======== RECORD EXTRACTS

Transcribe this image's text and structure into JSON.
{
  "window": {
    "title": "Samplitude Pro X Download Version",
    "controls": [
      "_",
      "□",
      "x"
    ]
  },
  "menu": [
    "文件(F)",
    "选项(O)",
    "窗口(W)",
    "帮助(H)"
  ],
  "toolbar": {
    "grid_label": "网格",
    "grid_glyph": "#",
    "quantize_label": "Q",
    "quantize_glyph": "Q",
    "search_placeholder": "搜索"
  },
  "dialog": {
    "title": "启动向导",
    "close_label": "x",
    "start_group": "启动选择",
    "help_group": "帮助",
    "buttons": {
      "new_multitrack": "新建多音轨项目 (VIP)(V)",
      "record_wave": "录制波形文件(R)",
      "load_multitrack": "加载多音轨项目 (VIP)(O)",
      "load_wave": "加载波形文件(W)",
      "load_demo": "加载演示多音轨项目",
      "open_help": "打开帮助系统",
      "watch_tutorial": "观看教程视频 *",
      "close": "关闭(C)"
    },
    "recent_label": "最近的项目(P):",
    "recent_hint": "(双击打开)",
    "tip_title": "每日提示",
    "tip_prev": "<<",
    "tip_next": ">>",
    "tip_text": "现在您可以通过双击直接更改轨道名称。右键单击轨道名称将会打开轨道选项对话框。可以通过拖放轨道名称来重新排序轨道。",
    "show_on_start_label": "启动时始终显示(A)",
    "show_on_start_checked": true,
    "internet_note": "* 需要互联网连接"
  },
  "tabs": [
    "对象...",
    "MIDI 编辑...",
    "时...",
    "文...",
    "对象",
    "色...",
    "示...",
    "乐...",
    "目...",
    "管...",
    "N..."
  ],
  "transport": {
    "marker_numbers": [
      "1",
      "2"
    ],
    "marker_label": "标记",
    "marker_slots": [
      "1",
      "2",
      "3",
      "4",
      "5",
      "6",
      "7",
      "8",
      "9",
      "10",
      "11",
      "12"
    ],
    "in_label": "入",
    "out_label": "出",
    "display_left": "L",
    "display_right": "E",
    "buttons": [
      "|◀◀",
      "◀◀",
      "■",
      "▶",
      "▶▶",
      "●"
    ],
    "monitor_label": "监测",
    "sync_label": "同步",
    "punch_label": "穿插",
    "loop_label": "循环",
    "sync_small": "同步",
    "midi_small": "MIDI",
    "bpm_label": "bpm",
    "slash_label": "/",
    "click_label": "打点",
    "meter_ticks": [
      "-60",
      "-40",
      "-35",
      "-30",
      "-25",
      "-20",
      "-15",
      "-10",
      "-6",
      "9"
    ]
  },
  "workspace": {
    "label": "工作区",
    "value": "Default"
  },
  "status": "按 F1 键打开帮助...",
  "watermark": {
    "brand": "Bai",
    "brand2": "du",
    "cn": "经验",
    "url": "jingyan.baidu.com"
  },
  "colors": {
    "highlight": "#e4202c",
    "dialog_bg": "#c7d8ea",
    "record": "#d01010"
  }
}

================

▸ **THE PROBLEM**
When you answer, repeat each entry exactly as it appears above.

▸ **WRITTEN ANSWER**
Transcribe this image's text and structure into JSON.
{
  "window": {
    "title": "Samplitude Pro X Download Version",
    "controls": [
      "_",
      "□",
      "x"
    ]
  },
  "menu": [
    "文件(F)",
    "选项(O)",
    "窗口(W)",
    "帮助(H)"
  ],
  "toolbar": {
    "grid_label": "网格",
    "grid_glyph": "#",
    "quantize_label": "Q",
    "quantize_glyph": "Q",
    "search_placeholder": "搜索"
  },
  "dialog": {
    "title": "启动向导",
    "close_label": "x",
    "start_group": "启动选择",
    "help_group": "帮助",
    "buttons": {
      "new_multitrack": "新建多音轨项目 (VIP)(V)",
      "record_wave": "录制波形文件(R)",
      "load_multitrack": "加载多音轨项目 (VIP)(O)",
      "load_wave": "加载波形文件(W)",
      "load_demo": "加载演示多音轨项目",
      "open_help": "打开帮助系统",
      "watch_tutorial": "观看教程视频 *",
      "close": "关闭(C)"
    },
    "recent_label": "最近的项目(P):",
    "recent_hint": "(双击打开)",
    "tip_title": "每日提示",
    "tip_prev": "<<",
    "tip_next": ">>",
    "tip_text": "现在您可以通过双击直接更改轨道名称。右键单击轨道名称将会打开轨道选项对话框。可以通过拖放轨道名称来重新排序轨道。",
    "show_on_start_label": "启动时始终显示(A)",
    "show_on_start_checked": true,
    "internet_note": "* 需要互联网连接"
  },
  "tabs": [
    "对象...",
    "MIDI 编辑...",
    "时...",
    "文...",
    "对象",
    "色...",
    "示...",
    "乐...",
    "目...",
    "管...",
    "N..."
  ],
  "transport": {
    "marker_numbers": [
      "1",
      "2"
    ],
    "marker_label": "标记",
    "marker_slots": [
      "1",
      "2",
      "3",
      "4",
      "5",
      "6",
      "7",
      "8",
      "9",
      "10",
      "11",
      "12"
    ],
    "in_label": "入",
    "out_label": "出",
    "display_left": "L",
    "display_right": "E",
    "buttons": [
      "|◀◀",
      "◀◀",
      "■",
      "▶",
      "▶▶",
      "●"
    ],
    "monitor_label": "监测",
    "sync_label": "同步",
    "punch_label": "穿插",
    "loop_label": "循环",
    "sync_small": "同步",
    "midi_small": "MIDI",
    "bpm_label": "bpm",
    "slash_label": "/",
    "click_label": "打点",
    "meter_ticks": [
      "-60",
      "-40",
      "-35",
      "-30",
      "-25",
      "-20",
      "-15",
      "-10",
      "-6",
      "9"
    ]
  },
  "workspace": {
    "label": "工作区",
    "value": "Default"
  },
  "status": "按 F1 键打开帮助...",
  "watermark": {
    "brand": "Bai",
    "brand2": "du",
    "cn": "经验",
    "url": "jingyan.baidu.com"
  },
  "colors": {
    "highlight": "#e4202c",
    "dialog_bg": "#c7d8ea",
    "record": "#d01010"
  }
}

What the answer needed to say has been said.